The departures of Jordan Reid (left the program after opting out in 2020) and Devonte Dobbs (transfer portal) sting a bit, but considering the amount of experience returning to this line it would be hard not to expect a considerable improvement as a whole.

We shouldn’t underplay the importance of what reliability behind the line would mean either. It’s harder to pick up on tendencies when there’s no emergence of reliable options at quarterback and running back, but unfortunately that has been the case for MSU the past few seasons.

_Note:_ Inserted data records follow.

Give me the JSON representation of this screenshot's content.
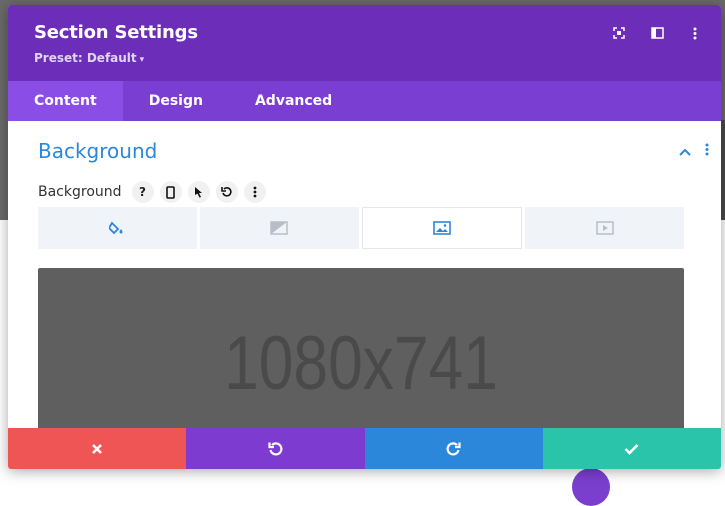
{
  "colors": {
    "header": "#6c2eb9",
    "tabs": "#7b3ed3",
    "active_tab": "#8a4ee6",
    "section_title": "#2b87da",
    "discard": "#ef5555",
    "undo": "#7e3bd0",
    "redo": "#2b87da",
    "save": "#29c4a9"
  },
  "header": {
    "title": "Section Settings",
    "preset": "Preset: Default",
    "icons": [
      "fullscreen-icon",
      "sidebar-layout-icon",
      "more-vertical-icon"
    ]
  },
  "tabs": [
    {
      "label": "Content",
      "active": true
    },
    {
      "label": "Design",
      "active": false
    },
    {
      "label": "Advanced",
      "active": false
    }
  ],
  "section": {
    "title": "Background",
    "field_label": "Background",
    "field_tools": [
      "help-icon",
      "mobile-icon",
      "cursor-icon",
      "reset-icon",
      "more-icon"
    ],
    "bg_types": [
      {
        "icon": "paint-bucket-icon",
        "active": false
      },
      {
        "icon": "gradient-icon",
        "active": false
      },
      {
        "icon": "image-icon",
        "active": true
      },
      {
        "icon": "video-icon",
        "active": false
      }
    ],
    "image_placeholder": "1080x741"
  },
  "footer": {
    "buttons": [
      "discard",
      "undo",
      "redo",
      "save"
    ]
  }
}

Wake Forrest transfer, Kenneth Walker, steps onto campus as the most complete back on the roster and should give this line a sense of reliability that has been absent. Amid the well-known competition at quarterback with Payton Thorne and Anthony Russo, there’s a sense that either option will be more productive than last year. Either way, the offensive line must play better football in 2021 if Michigan State plans to be competitive.